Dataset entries
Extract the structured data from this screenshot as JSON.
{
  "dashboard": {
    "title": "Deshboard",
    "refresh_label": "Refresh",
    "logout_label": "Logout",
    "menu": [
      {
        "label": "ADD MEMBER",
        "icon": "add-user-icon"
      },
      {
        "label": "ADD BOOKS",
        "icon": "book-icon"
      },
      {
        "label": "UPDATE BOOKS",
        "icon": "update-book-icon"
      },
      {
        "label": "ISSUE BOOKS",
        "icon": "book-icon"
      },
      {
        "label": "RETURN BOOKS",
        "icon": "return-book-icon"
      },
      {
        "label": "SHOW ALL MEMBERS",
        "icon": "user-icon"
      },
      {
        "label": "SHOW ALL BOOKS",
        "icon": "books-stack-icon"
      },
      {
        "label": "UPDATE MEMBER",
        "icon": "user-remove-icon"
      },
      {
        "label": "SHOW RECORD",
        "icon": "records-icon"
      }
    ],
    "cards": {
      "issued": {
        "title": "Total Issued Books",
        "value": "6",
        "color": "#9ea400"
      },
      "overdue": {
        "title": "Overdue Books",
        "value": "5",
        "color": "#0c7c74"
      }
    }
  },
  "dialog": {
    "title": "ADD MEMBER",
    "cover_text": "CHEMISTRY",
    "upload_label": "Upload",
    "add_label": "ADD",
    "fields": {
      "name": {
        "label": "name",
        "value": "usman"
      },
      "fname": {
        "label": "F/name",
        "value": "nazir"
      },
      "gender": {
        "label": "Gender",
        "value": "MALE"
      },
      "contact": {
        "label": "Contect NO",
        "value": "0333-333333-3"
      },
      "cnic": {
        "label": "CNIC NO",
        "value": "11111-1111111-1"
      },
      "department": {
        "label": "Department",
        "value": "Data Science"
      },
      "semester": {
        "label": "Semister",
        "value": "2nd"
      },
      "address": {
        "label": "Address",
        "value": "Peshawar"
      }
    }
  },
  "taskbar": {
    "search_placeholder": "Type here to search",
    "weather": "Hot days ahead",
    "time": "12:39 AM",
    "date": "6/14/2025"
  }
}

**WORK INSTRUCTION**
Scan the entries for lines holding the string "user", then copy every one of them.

**OUTPUT FOR THIS EXERCISE**
        "icon": "add-user-icon"
        "icon": "user-icon"
        "icon": "user-remove-icon"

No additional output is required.